Dannabang Kuwabong is a Ghanaian Canadian born in Nanville in the Upper West Region of Ghana. Formerly a teacher of Caribbean literature at the University of Puerto Rico, his first two books of poetry were entitled: Konga and other Dagaaba Folktales, Visions of Venom and Echoes from Dusty Rivers.

His third book, published by TSAR in 2008, is Caribbean Blues and Love's Genealogy. In the first part of this collection the love that is celebrated emerges from a deep sense of historical reconnection with the poet's African ancestors who were taken captive and sent to the Caribbean. In the second part, Kuwabong takes the reader through a Prufrockian maze of relationships complicated by expectations and disappointments. The city of Hamilton provides the social and physical landscape that initiates the personae's responses to love made tricky by the extreme challenges of the mundane. Though the poems silently scream with pain and disappointment, these moods are calmed by epiphanies of extreme tenderness that bind the relationships.

Carmine Starnino

Carmine Starnino's first book, The New World (1997) was nominated for the A.M. Klein Award for Poetry and the Gerald Lampert Memorial Award. His second collection Credo (2000) won the Canadian Authors Associate Prize for Poetry and the David McKeen Award for Poetry. He has also written A Lover's Quarrel (2004), a book of essays on Canadian poetry. His third collection of poems is entitled With English Subtitles (Gaspereau Press, 2004). He lives in Montreal. His latest book is This Way Out (Gaspereau, 2009)

Alice Major

Alice Major won the inaugural Poet's Corner Award (sponsored by Broken Jaw Press) for Tales for an Urban Sky, and two of her books have been runners-up for the City of Edmonton Book Prize. Major has published eight collections of poetry and a novel for young adults, and served as the first poet laureate for the city of Edmonton from 2005-2007. She was born in Scotland and her family came to Canada when she was eight. She grew up in Toronto before moving west to work as a reporter on The Williams Lake Tribune in British Columbia. She is an active supporter of the arts and writing community, having served as president of the League of Canadian Poets, president of the Writers Guild of Alberta, chair of the Edmonton Arts Council, and as a founder of the Edmonton Poetry Festival.

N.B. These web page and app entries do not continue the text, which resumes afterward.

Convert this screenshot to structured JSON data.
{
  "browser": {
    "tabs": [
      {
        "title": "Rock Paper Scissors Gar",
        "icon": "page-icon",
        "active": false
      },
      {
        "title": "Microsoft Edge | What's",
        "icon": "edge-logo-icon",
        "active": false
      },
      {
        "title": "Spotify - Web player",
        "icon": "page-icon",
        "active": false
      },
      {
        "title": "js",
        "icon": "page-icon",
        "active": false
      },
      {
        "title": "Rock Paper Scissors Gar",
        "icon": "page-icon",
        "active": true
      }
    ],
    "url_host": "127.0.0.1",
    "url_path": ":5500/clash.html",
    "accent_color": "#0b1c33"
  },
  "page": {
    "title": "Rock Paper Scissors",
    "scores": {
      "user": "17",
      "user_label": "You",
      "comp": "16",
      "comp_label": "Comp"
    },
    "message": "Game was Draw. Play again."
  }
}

Her latest book is The Office Tower Tales (University of Alberta Press, 2008). “This long poetic work is both extremely readable and erudite.” (Shawna Lemay, Edmonton Journal) “Alice Major’s tremendous new book of poetry takes a cue from a sprawling epic of English literature, The Canterbury Tales, but grounds its pilgrims in present-day Edmonton and the meaningless office drudgery of the 9-to-5 life….Each story has a five-line stanza form, and each stanza contains a rhyme and closes with a short line. ‘I needed something that would sound conversational and give me strong rhythmic presence as well,’ Major said. ‘It’s a project where you’re solving all the problems and challenges of poetry as well as the challenges of fiction.’” (Richard Helm, Edmonton Journal). You can learn more about Alice Major’s writing at